[Dataset items]

========================================================================

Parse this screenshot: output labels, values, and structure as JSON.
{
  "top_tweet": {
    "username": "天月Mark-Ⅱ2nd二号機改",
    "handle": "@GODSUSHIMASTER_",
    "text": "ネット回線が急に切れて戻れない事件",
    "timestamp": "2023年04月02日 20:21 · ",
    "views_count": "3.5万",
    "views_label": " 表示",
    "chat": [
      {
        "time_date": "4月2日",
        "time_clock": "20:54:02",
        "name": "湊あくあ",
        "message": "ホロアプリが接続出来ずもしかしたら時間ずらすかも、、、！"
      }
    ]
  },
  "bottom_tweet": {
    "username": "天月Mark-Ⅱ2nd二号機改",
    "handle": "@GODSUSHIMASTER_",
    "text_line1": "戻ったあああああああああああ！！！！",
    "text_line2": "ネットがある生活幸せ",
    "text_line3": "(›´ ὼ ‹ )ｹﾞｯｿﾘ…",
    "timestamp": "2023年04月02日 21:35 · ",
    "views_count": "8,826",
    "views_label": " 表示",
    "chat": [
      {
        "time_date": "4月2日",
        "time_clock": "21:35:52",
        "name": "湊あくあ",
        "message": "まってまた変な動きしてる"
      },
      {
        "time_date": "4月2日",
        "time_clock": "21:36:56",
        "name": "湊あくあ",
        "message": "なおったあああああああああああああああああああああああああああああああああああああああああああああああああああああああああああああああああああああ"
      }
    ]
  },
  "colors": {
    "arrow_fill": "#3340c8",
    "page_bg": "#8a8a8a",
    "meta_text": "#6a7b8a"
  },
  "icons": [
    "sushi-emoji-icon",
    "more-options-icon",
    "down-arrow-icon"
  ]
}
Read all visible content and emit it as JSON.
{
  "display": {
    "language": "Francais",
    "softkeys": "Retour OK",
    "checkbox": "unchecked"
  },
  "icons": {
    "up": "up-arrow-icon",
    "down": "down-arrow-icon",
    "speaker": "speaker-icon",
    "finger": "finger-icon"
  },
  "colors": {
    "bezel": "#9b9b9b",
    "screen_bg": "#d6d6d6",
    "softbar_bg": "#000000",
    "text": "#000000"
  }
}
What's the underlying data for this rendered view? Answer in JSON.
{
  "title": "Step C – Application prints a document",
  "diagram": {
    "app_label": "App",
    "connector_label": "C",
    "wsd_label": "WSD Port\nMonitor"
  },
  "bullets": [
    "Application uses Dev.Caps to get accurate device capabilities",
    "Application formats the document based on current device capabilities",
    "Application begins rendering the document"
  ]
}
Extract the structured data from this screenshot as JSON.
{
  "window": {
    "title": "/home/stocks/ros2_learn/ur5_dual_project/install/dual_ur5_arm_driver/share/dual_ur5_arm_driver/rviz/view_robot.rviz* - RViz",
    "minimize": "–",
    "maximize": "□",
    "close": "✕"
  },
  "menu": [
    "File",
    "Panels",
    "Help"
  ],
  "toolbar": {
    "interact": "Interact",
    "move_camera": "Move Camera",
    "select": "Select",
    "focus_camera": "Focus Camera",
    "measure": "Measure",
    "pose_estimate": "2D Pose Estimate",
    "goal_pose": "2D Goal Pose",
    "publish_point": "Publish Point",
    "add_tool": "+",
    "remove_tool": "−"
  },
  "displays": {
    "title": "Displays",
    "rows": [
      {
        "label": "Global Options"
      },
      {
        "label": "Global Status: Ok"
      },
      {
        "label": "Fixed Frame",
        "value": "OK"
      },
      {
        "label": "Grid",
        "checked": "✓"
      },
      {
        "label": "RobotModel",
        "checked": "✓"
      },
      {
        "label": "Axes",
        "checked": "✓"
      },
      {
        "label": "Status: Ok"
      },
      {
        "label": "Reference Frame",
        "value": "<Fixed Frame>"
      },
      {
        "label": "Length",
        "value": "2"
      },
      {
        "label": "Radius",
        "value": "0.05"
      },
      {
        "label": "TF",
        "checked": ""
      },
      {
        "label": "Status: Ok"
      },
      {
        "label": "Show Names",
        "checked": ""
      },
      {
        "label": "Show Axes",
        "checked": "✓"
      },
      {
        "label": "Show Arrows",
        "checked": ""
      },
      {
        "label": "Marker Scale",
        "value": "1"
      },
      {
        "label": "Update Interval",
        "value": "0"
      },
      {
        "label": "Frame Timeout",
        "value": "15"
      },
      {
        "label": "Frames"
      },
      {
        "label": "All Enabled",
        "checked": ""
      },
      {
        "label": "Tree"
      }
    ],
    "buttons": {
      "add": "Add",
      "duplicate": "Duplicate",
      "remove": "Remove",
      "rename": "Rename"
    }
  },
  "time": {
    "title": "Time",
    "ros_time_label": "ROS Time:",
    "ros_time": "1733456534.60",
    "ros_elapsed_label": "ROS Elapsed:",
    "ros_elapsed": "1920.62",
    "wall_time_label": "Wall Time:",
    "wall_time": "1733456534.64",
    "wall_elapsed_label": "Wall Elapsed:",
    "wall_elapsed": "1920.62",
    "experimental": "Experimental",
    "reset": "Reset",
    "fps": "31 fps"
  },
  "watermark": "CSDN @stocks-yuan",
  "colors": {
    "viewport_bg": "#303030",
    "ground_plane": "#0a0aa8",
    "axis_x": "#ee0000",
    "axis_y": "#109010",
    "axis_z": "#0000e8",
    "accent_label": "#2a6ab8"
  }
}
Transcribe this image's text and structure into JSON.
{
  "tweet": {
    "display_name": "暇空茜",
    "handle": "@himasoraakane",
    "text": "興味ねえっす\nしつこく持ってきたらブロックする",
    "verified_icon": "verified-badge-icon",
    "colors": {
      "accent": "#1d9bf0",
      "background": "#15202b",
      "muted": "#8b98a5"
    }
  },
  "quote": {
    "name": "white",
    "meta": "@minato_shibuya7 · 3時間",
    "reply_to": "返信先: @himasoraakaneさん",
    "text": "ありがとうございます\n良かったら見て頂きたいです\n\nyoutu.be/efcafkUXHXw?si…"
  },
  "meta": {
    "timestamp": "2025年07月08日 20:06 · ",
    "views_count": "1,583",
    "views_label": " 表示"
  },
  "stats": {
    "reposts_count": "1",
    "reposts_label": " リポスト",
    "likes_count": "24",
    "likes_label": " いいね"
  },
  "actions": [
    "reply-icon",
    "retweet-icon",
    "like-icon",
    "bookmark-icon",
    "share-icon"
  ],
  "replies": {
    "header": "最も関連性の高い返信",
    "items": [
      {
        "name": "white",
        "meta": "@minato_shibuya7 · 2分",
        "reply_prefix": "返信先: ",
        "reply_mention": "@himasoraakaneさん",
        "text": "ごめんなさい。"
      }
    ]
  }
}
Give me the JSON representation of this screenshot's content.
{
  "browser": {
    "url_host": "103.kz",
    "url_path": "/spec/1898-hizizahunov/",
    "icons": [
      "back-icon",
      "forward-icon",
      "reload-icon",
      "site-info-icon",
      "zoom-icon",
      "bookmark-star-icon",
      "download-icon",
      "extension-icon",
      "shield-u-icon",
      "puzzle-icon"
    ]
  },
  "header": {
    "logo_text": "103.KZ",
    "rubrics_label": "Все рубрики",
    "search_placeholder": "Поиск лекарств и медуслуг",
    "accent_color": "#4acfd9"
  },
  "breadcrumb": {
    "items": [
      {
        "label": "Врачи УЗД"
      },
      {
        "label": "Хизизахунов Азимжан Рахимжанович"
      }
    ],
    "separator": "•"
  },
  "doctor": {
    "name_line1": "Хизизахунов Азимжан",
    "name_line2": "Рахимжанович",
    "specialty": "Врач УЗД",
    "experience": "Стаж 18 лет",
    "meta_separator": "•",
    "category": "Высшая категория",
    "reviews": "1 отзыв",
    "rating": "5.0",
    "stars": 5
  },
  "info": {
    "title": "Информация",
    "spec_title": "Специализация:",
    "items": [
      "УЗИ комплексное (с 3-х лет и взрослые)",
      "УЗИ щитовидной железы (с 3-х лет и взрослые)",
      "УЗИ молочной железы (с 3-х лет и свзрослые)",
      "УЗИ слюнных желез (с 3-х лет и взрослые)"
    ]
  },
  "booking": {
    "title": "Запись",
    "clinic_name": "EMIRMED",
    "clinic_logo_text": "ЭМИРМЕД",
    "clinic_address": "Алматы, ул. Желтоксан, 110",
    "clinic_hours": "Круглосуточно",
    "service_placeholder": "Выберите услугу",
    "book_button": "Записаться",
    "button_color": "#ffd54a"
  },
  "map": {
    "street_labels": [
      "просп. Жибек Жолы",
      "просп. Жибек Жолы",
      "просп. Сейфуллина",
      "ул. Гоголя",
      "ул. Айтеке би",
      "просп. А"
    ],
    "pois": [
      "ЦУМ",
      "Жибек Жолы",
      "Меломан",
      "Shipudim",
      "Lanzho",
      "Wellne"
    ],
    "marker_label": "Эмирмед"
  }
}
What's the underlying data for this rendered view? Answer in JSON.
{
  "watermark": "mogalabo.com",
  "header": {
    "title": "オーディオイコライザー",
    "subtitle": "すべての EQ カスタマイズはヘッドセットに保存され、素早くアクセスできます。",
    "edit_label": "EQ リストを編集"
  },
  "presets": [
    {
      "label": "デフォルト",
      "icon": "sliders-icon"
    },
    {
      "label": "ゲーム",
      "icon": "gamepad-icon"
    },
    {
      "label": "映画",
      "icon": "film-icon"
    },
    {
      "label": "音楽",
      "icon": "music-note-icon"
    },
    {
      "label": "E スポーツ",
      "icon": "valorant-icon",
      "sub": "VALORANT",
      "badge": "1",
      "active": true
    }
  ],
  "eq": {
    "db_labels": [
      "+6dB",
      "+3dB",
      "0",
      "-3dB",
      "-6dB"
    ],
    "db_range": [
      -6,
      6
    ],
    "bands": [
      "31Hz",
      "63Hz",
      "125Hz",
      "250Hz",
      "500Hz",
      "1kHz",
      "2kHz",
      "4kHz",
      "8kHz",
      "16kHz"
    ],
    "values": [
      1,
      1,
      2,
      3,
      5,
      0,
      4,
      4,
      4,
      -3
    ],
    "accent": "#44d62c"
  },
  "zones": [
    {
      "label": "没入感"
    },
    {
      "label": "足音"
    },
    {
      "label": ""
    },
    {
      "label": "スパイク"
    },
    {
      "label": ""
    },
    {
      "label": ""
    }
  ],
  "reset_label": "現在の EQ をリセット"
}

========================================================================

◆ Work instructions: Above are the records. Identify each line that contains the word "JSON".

◆ Result for this exercise:
Parse this screenshot: output labels, values, and structure as JSON.
Read all visible content and emit it as JSON.
What's the underlying data for this rendered view? Answer in JSON.
Extract the structured data from this screenshot as JSON.
Transcribe this image's text and structure into JSON.
Give me the JSON representation of this screenshot's content.
What's the underlying data for this rendered view? Answer in JSON.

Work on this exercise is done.